Exhaustive and wonderful list of what Alli Magidsohn expects to miss upon leaving Israel after 7 years, published by the impressive David Horowitz’s new The Times of Israel. (Not so sure about “the ferocity of celebration here” though, at least among the non-religious.)
Wednesday, May 9th, 2012
Sunday, February 19th, 2012
Hayarkon Park will spread into Bnei Brak. Good news.
Wednesday, January 18th, 2012
Video tribute to Brighton shot as a series of stills.
Tuesday, January 3rd, 2012
More vital than ever is the city, argues Edward Glaeser.
Thursday, December 22nd, 2011
Saturday, December 3rd, 2011
Friday, November 18th, 2011
Friday, October 14th, 2011
Designs to replace Britain’s electricity pylons.
Sunday, July 24th, 2011
Vivid, loving portrait of the beach at Brighton that gets in some of my own favorites, like Jack and Linda’s Smokehouse.
Monday, May 16th, 2011
All good things come to those who wait (and spend $250m). The iconic Hiriya garbage dump is set to become Ariel Sharon Park.
Tuesday, February 22nd, 2011

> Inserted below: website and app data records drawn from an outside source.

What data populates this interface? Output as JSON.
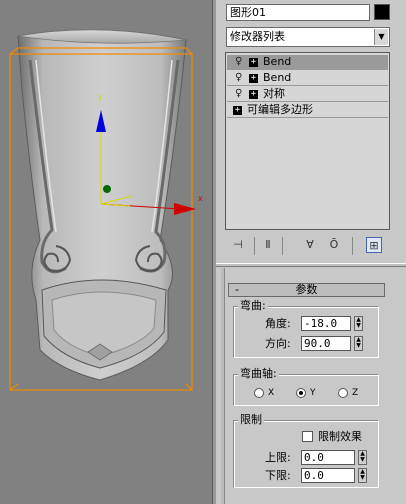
{
  "object": {
    "name": "图形01",
    "color": "#000000"
  },
  "modifier_list": {
    "label": "修改器列表"
  },
  "stack": [
    {
      "label": "Bend",
      "selected": true
    },
    {
      "label": "Bend",
      "selected": false
    },
    {
      "label": "对称",
      "selected": false
    },
    {
      "label": "可编辑多边形",
      "selected": false
    }
  ],
  "viewport": {
    "gizmo_color": "#f28a00",
    "axis_colors": {
      "x": "#d00000",
      "y": "#d8d800",
      "z": "#0000e0"
    },
    "axis_x_label": "x",
    "axis_y_label": "y"
  },
  "parameters": {
    "rollout_title": "参数",
    "bend": {
      "title": "弯曲:",
      "angle_label": "角度:",
      "angle_value": "-18.0",
      "direction_label": "方向:",
      "direction_value": "90.0"
    },
    "bend_axis": {
      "title": "弯曲轴:",
      "options": [
        "X",
        "Y",
        "Z"
      ],
      "selected": "Y"
    },
    "limits": {
      "title": "限制",
      "limit_effect_label": "限制效果",
      "limit_effect_checked": false,
      "upper_label": "上限:",
      "upper_value": "0.0",
      "lower_label": "下限:",
      "lower_value": "0.0"
    }
  }
}
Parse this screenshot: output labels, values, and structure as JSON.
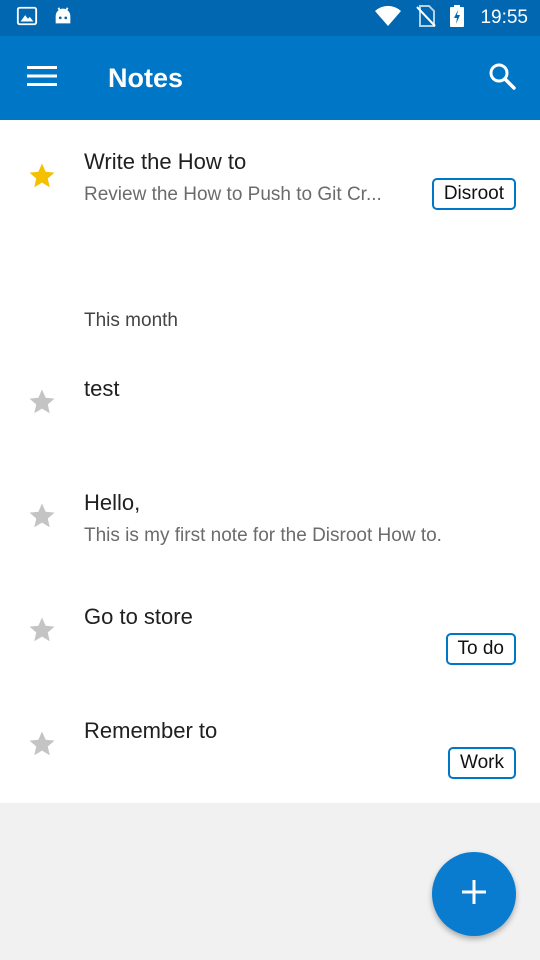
{
  "status": {
    "time": "19:55"
  },
  "app_bar": {
    "title": "Notes"
  },
  "notes": [
    {
      "title": "Write the How to",
      "preview": "Review the How to Push to Git Cr...",
      "tag": "Disroot",
      "starred": true
    },
    {
      "title": "test",
      "preview": "",
      "tag": "",
      "starred": false
    },
    {
      "title": "Hello,",
      "preview": "This is my first note for the Disroot How to.",
      "tag": "",
      "starred": false
    },
    {
      "title": "Go to store",
      "preview": "",
      "tag": "To do",
      "starred": false
    },
    {
      "title": "Remember to",
      "preview": "",
      "tag": "Work",
      "starred": false
    }
  ],
  "section": {
    "this_month": "This month"
  },
  "colors": {
    "accent": "#0077c6",
    "status_bar": "#0067b0",
    "star_active": "#f5c000",
    "star_inactive": "#c4c4c4"
  },
  "icons": {
    "menu": "hamburger-icon",
    "search": "search-icon",
    "add": "plus-icon",
    "star": "star-icon"
  }
}
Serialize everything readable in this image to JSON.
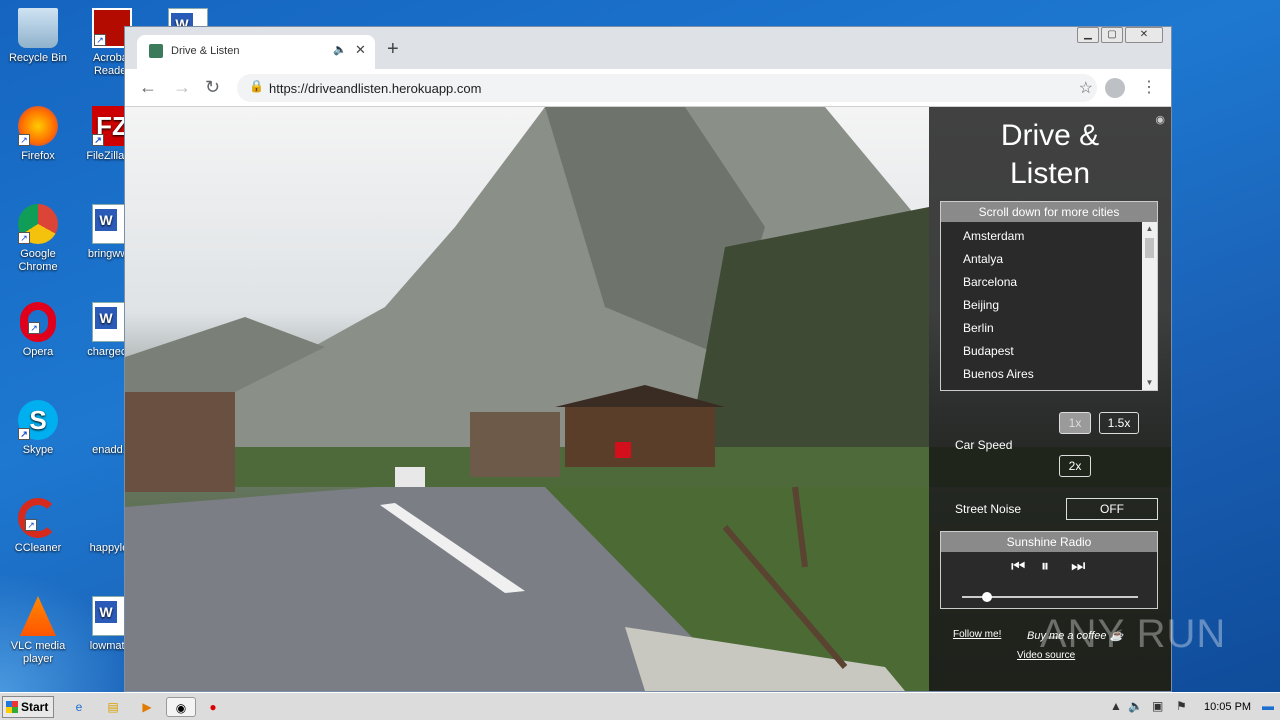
{
  "desktop": {
    "icons": [
      {
        "label": "Recycle Bin"
      },
      {
        "label": "Acrobat Reader"
      },
      {
        "label": "Firefox"
      },
      {
        "label": "FileZilla Cl"
      },
      {
        "label": "Google Chrome"
      },
      {
        "label": "bringwww"
      },
      {
        "label": "Opera"
      },
      {
        "label": "chargecivi"
      },
      {
        "label": "Skype"
      },
      {
        "label": "enadd.p"
      },
      {
        "label": "CCleaner"
      },
      {
        "label": "happylea"
      },
      {
        "label": "VLC media player"
      },
      {
        "label": "lowmatur"
      }
    ]
  },
  "browser": {
    "tab_title": "Drive & Listen",
    "new_tab": "+",
    "url": "https://driveandlisten.herokuapp.com"
  },
  "panel": {
    "title_line1": "Drive &",
    "title_line2": "Listen",
    "city_header": "Scroll down for more cities",
    "cities": [
      "Amsterdam",
      "Antalya",
      "Barcelona",
      "Beijing",
      "Berlin",
      "Budapest",
      "Buenos Aires"
    ],
    "car_speed_label": "Car Speed",
    "speed_options": [
      "1x",
      "1.5x",
      "2x"
    ],
    "selected_speed": "1x",
    "street_noise_label": "Street Noise",
    "street_noise_value": "OFF",
    "radio_name": "Sunshine Radio",
    "volume": 0.14,
    "follow_link": "Follow me!",
    "coffee_text": "Buy me a coffee",
    "video_source_link": "Video source"
  },
  "watermark": "ANY RUN",
  "taskbar": {
    "start_label": "Start",
    "time": "10:05 PM"
  },
  "colors": {
    "desktop_bg": "#1e78d0",
    "panel_bg": "#141414",
    "active_speed_bg": "#9a9a9a"
  }
}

Michael Totten reposts his masterly visit to Tripoli in light of Libya’s pending liberation.
Friday, January 21st, 2011
The great Kobi Oz on his development as an artist.
Tuesday, September 28th, 2010
My goodness: a long juicy New Yorker piece on David Grossman.
Saturday, July 24th, 2010
A graduate moves to India for work. That ain’t America.
Monday, April 19th, 2010
The Strong Horse: Power, Politics and the Clash of Arab Civilizations
A rich mixture of travelogue, history and policy pamphlet that is ultimately more of the former than the latter, it casts itself as a critique of Bush’s invasion of Iraq, but isn’t really. Rather, it’s a diving in. A lively and exciting diving in. I did want it to be longer than it is.